> _What you have to do_: Extract all lines in the data that contain the word "基于Vue".

[Dataset rows for apps and sites]
--- START ---
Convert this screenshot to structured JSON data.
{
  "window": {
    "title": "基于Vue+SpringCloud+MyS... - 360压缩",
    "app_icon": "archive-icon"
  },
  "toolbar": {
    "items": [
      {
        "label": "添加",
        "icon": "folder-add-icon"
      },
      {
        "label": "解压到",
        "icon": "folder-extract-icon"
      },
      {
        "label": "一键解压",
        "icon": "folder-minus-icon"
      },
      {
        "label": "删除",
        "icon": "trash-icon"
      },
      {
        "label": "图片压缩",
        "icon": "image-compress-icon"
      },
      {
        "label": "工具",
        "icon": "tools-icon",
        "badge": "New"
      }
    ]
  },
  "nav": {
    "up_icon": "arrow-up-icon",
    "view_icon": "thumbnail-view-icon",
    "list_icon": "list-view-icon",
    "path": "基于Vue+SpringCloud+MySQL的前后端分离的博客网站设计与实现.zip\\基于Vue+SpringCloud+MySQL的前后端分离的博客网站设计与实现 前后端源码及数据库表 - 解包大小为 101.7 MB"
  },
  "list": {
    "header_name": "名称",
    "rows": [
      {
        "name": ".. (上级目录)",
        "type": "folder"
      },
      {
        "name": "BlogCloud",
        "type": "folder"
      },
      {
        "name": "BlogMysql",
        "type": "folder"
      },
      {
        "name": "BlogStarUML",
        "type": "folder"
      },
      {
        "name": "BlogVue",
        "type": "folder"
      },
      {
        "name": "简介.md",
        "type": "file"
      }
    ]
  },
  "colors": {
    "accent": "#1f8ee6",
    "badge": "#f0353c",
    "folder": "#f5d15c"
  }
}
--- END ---
> _Written answer_:
    "title": "基于Vue+SpringCloud+MyS... - 360压缩",
    "path": "基于Vue+SpringCloud+MySQL的前后端分离的博客网站设计与实现.zip\\基于Vue+SpringCloud+MySQL的前后端分离的博客网站设计与实现 前后端源码及数据库表 - 解包大小为 101.7 MB"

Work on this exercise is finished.